- Connect to the RDS for Oracle database instance as the admin user and run the stored procedure using following SQL command. (In this post,
backup-rman-s3is the example S3 bucket created to copy RMAN backups from the RDS directory to Amazon S3.)
- To list the RMAN backup files in a DB instance directory on Amazon RDS for Oracle, use the following SQL command. (In this post,
BKP_DIR_STSis the example directory created on Amazon RDS.)
When the RMAN backups on the RDS for Oracle database are complete, the Oracle stored procedure initiates the upload of the status file (
job_status.txt)to the S3 folder
backup-rman-s3/Status/. Upload of the status file to the S3 folder triggers the Lambda function to send an email notification using Amazon SNS to the subscriber regarding the success or failure of the task.
Check your email notification stating the status (completion or failure) of the task.
You can move these RMAN backups from Amazon S3 to Amazon S3 Glacier for long-term storage that complements your automated backup strategy. Visit Transitioning to the S3 Glacier and S3 Glacier Deep Archive storage classes (object archival).
The Oracle stored procedure cleans up backup files on Amazon S3 and the directory on the RDS for Oracle DB instance in the next run. For a complete cleanup, make sure the following resources are deleted:
- Lambda function and associated roles (To delete a Lambda function)
- SNS topic and associated subscription (Deleting an Amazon SNS subscription and topic)
- Oracle stored procedure in the RDS for Oracle DB instance
- S3 bucket and its contents (Deleting a bucket)
- RDS for Oracle database instance (Deleting a DB instance)
In this post, we showed you how to automate RMAN backups on Amazon RDS for Oracle to Amazon S3 and send email notifications on the completion or failure of the backups, which reduces operational overhead. With the approach described in this post and using Amazon S3 lifecycle policies, you can achieve a cost-effective and scalable solution with unlimited storage maintaining database backups for higher retention periods.
Try out the solution for your real-world use cases, and leave your feedbacks, thoughts, and ideas in the comments.
About the Authors
Zeeshan (Zee) Mirza is a Database Consultant with the Professional Services team at AWS. He works with customers in their journey to the cloud with a focus on complex database migration programs. In his spare time, Zee enjoys traveling to new places with his wife and riding his bicycle whenever weather permits.
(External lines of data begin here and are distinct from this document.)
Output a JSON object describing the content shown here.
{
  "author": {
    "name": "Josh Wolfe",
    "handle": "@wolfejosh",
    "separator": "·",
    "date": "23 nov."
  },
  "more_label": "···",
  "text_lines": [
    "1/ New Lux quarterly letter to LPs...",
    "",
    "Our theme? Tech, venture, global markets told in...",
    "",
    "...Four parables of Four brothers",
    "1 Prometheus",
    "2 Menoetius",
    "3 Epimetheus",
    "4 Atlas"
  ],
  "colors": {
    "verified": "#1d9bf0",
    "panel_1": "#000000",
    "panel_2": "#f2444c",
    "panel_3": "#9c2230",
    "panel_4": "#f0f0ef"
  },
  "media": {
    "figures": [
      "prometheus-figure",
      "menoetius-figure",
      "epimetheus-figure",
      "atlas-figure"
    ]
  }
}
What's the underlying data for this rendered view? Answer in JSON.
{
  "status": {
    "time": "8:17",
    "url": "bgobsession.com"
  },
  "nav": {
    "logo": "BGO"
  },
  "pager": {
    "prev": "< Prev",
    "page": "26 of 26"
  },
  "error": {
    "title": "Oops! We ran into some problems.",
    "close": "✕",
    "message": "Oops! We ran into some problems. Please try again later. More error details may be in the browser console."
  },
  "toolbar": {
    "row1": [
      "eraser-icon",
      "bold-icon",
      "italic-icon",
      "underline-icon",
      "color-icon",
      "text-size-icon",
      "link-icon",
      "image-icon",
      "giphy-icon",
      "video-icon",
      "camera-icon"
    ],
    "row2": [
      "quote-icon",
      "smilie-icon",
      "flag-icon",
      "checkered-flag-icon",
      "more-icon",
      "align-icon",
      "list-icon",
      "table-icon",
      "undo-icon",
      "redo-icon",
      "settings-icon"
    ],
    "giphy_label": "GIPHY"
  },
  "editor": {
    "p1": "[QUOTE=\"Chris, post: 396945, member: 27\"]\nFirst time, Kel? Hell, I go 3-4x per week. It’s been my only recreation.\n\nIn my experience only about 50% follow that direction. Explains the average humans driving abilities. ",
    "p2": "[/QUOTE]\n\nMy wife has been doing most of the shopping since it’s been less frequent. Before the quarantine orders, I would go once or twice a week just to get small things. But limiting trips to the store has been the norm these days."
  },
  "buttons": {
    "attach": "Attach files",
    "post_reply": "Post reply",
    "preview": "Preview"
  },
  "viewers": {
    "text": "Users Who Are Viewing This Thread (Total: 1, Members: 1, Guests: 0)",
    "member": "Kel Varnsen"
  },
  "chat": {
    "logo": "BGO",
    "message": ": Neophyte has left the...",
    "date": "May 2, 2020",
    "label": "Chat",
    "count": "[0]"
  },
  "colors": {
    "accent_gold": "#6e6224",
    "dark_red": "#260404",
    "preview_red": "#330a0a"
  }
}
Harish Lingegowda is a Database Consultant with the Professional Services team at AWS. He works as a database migration specialist to help Amazon customers migrate their on-premises database environment to AWS Cloud database solutions.
Nethravathi Muddarajaiah is a Senior Database Specialist Solutions Architect at AWS. She works with our customers to provide guidance and technical assistance on database projects, helping them improve the value of their solutions when using AWS.
Vijaya Kumar Mallela is a Database Consultant with the Professional Services team at AWS. He works as a database migration specialist to help Amazon customers migrate their on-premises database environment to AWS Cloud database solutions.